[Opening Extracted material section]

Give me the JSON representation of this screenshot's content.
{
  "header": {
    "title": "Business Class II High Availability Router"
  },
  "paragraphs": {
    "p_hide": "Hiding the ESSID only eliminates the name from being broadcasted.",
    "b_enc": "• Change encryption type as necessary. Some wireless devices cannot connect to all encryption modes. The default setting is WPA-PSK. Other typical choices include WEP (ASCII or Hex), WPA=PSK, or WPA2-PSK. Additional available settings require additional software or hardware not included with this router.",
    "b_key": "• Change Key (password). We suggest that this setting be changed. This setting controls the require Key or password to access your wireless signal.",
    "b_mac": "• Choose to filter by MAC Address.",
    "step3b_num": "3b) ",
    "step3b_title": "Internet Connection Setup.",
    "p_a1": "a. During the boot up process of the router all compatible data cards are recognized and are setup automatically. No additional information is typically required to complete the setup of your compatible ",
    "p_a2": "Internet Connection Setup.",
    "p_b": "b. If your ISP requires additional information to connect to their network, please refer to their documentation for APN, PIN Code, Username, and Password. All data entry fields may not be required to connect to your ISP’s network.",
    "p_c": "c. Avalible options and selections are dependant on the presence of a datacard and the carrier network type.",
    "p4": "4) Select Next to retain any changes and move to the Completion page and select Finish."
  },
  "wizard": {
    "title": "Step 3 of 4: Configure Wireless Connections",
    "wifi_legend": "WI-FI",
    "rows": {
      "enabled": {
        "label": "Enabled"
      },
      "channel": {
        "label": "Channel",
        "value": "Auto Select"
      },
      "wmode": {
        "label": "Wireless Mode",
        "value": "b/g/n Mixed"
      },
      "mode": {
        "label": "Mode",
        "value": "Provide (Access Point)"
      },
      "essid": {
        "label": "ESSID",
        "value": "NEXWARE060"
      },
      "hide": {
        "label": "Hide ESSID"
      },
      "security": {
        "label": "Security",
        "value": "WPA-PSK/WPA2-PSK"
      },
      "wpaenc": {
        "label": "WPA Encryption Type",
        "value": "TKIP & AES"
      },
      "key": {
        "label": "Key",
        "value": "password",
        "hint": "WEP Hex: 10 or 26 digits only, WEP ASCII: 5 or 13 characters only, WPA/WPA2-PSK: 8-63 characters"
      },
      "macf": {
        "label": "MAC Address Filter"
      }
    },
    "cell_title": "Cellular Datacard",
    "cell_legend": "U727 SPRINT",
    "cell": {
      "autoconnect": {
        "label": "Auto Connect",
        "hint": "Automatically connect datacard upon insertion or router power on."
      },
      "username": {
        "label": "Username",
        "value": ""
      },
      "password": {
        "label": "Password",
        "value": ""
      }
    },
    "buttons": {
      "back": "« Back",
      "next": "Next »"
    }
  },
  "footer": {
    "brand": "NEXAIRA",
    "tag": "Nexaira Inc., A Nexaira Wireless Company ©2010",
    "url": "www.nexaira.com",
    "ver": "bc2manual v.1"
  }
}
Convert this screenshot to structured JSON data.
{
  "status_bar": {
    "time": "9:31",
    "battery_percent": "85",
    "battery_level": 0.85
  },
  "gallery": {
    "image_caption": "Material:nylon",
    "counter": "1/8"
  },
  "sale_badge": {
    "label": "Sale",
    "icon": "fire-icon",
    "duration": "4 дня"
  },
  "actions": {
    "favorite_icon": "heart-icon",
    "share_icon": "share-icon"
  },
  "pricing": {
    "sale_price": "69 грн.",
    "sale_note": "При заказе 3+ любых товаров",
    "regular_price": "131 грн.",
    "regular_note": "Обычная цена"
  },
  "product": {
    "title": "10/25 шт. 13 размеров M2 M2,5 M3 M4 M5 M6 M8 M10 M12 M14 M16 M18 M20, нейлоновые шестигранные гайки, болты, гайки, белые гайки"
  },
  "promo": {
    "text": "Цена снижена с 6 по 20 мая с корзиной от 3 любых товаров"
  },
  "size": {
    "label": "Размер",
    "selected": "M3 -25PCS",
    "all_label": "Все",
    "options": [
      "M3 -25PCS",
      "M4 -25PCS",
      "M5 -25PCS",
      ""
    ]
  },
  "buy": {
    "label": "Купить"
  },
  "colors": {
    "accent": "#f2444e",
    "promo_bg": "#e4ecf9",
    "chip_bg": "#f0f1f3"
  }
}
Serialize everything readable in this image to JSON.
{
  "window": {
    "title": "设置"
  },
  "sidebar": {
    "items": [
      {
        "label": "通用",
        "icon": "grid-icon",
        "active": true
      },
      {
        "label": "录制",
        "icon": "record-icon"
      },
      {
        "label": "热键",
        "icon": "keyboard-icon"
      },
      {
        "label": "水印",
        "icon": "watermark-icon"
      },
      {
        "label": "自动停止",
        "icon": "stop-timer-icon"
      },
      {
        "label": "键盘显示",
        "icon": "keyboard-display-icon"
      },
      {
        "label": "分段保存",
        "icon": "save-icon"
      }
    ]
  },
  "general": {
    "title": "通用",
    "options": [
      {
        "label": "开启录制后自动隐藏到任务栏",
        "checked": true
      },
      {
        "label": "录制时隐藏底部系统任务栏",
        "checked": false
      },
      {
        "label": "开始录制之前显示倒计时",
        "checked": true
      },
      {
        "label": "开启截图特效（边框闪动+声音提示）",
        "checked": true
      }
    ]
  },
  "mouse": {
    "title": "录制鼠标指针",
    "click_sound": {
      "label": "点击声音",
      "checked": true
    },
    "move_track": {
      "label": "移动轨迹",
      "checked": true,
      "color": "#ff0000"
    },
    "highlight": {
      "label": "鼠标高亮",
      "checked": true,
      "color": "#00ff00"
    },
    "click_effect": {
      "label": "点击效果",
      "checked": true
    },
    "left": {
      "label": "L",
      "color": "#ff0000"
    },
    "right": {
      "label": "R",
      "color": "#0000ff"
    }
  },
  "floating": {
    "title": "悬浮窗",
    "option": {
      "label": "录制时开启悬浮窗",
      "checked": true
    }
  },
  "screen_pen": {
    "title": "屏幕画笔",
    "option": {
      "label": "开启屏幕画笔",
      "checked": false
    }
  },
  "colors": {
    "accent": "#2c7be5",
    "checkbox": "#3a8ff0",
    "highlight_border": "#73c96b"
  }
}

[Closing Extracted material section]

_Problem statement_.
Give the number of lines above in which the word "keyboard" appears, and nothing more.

_Response to the task_.
2